> **TASK OBJECTIVE**
Skipping all pictures, please restate word for word the lines from the one that contains "Enumerate this screenshot's" through the last line of the entries.

Stored data entries:
┏━━

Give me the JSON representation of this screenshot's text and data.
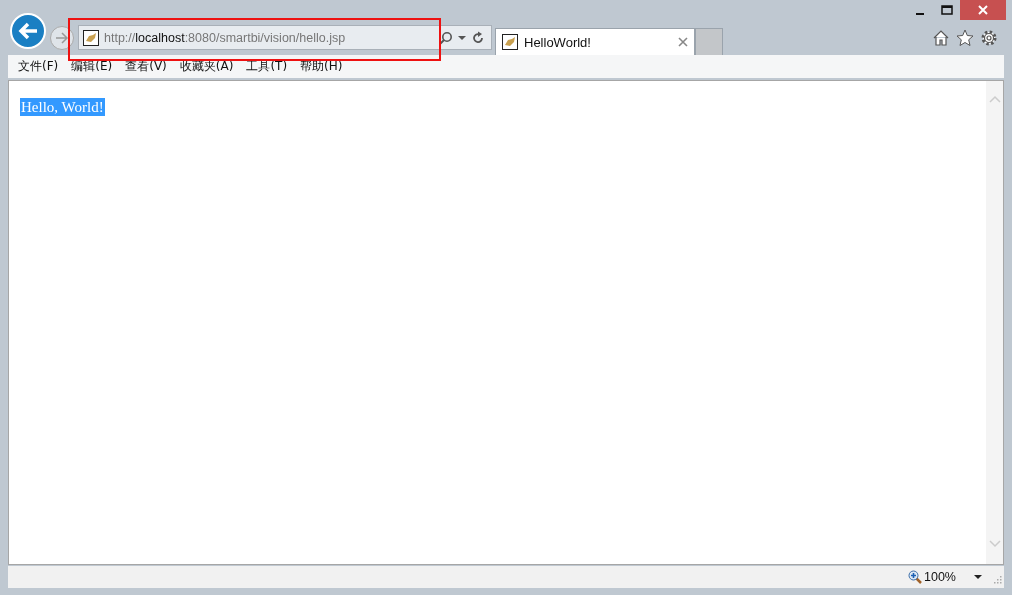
{
  "address_bar": {
    "url": "http://**localhost**:8080/smartbi/vision/hello.jsp",
    "highlighted": true
  },
  "tabs": [
    {
      "title": "HelloWorld!",
      "selected": true
    }
  ],
  "menu": [
    {
      "label": "文件(F)"
    },
    {
      "label": "编辑(E)"
    },
    {
      "label": "查看(V)"
    },
    {
      "label": "收藏夹(A)"
    },
    {
      "label": "工具(T)"
    },
    {
      "label": "帮助(H)"
    }
  ],
  "page": {
    "text": "Hello, World!",
    "selected": true
  },
  "status_bar": {
    "zoom": "100%"
  }
}
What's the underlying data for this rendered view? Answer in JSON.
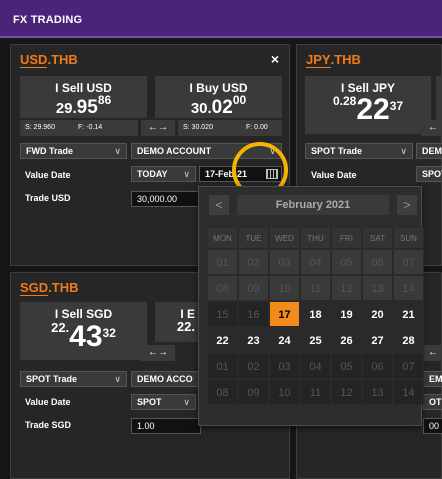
{
  "app": {
    "title": "FX TRADING"
  },
  "usd": {
    "pair": "USD",
    "pair_sep": ".",
    "pair_quote": "THB",
    "close": "×",
    "sell": {
      "label": "I Sell USD",
      "big": "29.",
      "mid": "95",
      "pip": "86"
    },
    "buy": {
      "label": "I Buy USD",
      "big": "30.",
      "mid": "02",
      "pip": "00"
    },
    "s_sell": "S: 29.960",
    "f_sell": "F: -0.14",
    "s_buy": "S: 30.020",
    "f_buy": "F: 0.00",
    "swap": "←→",
    "trade_type": "FWD Trade",
    "account": "DEMO ACCOUNT",
    "value_date_label": "Value Date",
    "value_date_mode": "TODAY",
    "value_date": "17-Feb-21",
    "trade_label": "Trade USD",
    "amount": "30,000.00"
  },
  "jpy": {
    "pair": "JPY",
    "pair_sep": ".",
    "pair_quote": "THB",
    "sell": {
      "label": "I Sell JPY",
      "big": "0.28",
      "mid": "22",
      "pip": "37"
    },
    "trade_type": "SPOT Trade",
    "account": "DEMO",
    "value_date_label": "Value Date",
    "value_date_mode": "SPOT"
  },
  "sgd": {
    "pair": "SGD",
    "pair_sep": ".",
    "pair_quote": "THB",
    "sell": {
      "label": "I Sell SGD",
      "big": "22.",
      "mid": "43",
      "pip": "32"
    },
    "buy": {
      "label": "I E",
      "big": "22."
    },
    "swap": "←→",
    "trade_type": "SPOT Trade",
    "account": "DEMO ACCO",
    "value_date_label": "Value Date",
    "value_date_mode": "SPOT",
    "trade_label": "Trade SGD",
    "amount": "1.00"
  },
  "calendar": {
    "month": "February 2021",
    "prev": "<",
    "next": ">",
    "weekdays": [
      "MON",
      "TUE",
      "WED",
      "THU",
      "FRI",
      "SAT",
      "SUN"
    ],
    "weeks": [
      [
        "01",
        "02",
        "03",
        "04",
        "05",
        "06",
        "07"
      ],
      [
        "08",
        "09",
        "10",
        "11",
        "12",
        "13",
        "14"
      ],
      [
        "15",
        "16",
        "17",
        "18",
        "19",
        "20",
        "21"
      ],
      [
        "22",
        "23",
        "24",
        "25",
        "26",
        "27",
        "28"
      ],
      [
        "01",
        "02",
        "03",
        "04",
        "05",
        "06",
        "07"
      ],
      [
        "08",
        "09",
        "10",
        "11",
        "12",
        "13",
        "14"
      ]
    ],
    "selected": "17"
  }
}
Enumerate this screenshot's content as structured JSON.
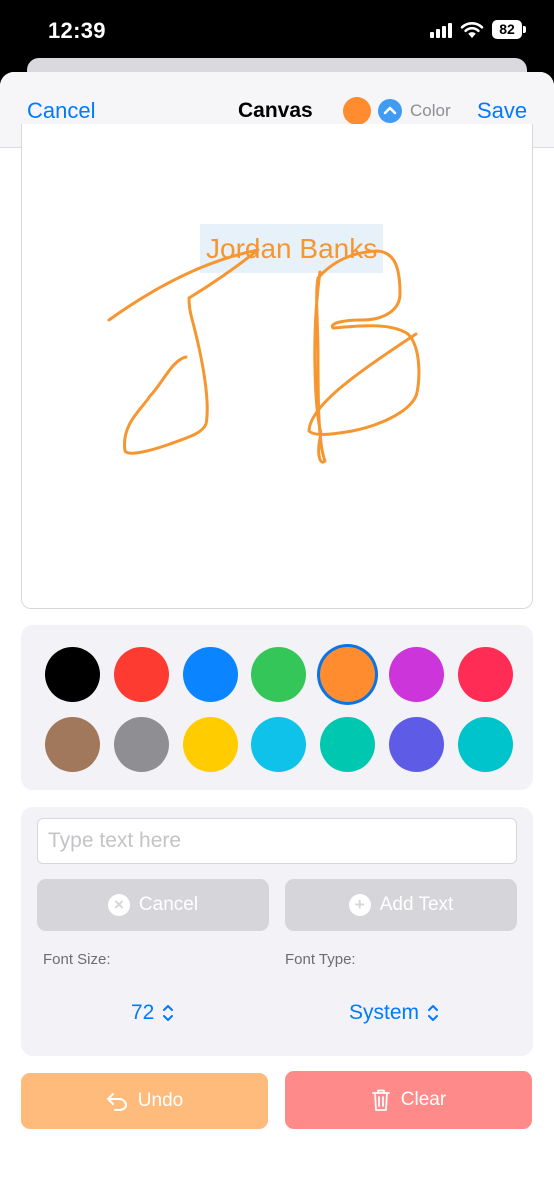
{
  "status": {
    "time": "12:39",
    "battery": "82"
  },
  "nav": {
    "cancel": "Cancel",
    "title": "Canvas",
    "color_label": "Color",
    "save": "Save"
  },
  "canvas": {
    "text": "Jordan Banks",
    "stroke_color": "#f59630"
  },
  "palette": {
    "rows": [
      [
        "#000000",
        "#fe3b30",
        "#0a84ff",
        "#34c659",
        "#ff8c2e",
        "#cc35d9",
        "#ff2d55"
      ],
      [
        "#a2785c",
        "#8e8e93",
        "#ffcc00",
        "#0fc2ea",
        "#00c7b0",
        "#5e5ce6",
        "#00c4cc"
      ]
    ],
    "selected": "#ff8c2e"
  },
  "text_panel": {
    "input_placeholder": "Type text here",
    "cancel_label": "Cancel",
    "add_text_label": "Add Text",
    "font_size_label": "Font Size:",
    "font_size_value": "72",
    "font_type_label": "Font Type:",
    "font_type_value": "System"
  },
  "actions": {
    "undo": "Undo",
    "clear": "Clear"
  }
}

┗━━

> **PROBLEM SOLUTION**
Enumerate this screenshot's content as structured JSON.
{
  "status": {
    "time": "12:39",
    "battery": "82"
  },
  "nav": {
    "cancel": "Cancel",
    "title": "Canvas",
    "color_label": "Color",
    "save": "Save"
  },
  "canvas": {
    "text": "Jordan Banks",
    "stroke_color": "#f59630"
  },
  "palette": {
    "rows": [
      [
        "#000000",
        "#fe3b30",
        "#0a84ff",
        "#34c659",
        "#ff8c2e",
        "#cc35d9",
        "#ff2d55"
      ],
      [
        "#a2785c",
        "#8e8e93",
        "#ffcc00",
        "#0fc2ea",
        "#00c7b0",
        "#5e5ce6",
        "#00c4cc"
      ]
    ],
    "selected": "#ff8c2e"
  },
  "text_panel": {
    "input_placeholder": "Type text here",
    "cancel_label": "Cancel",
    "add_text_label": "Add Text",
    "font_size_label": "Font Size:",
    "font_size_value": "72",
    "font_type_label": "Font Type:",
    "font_type_value": "System"
  },
  "actions": {
    "undo": "Undo",
    "clear": "Clear"
  }
}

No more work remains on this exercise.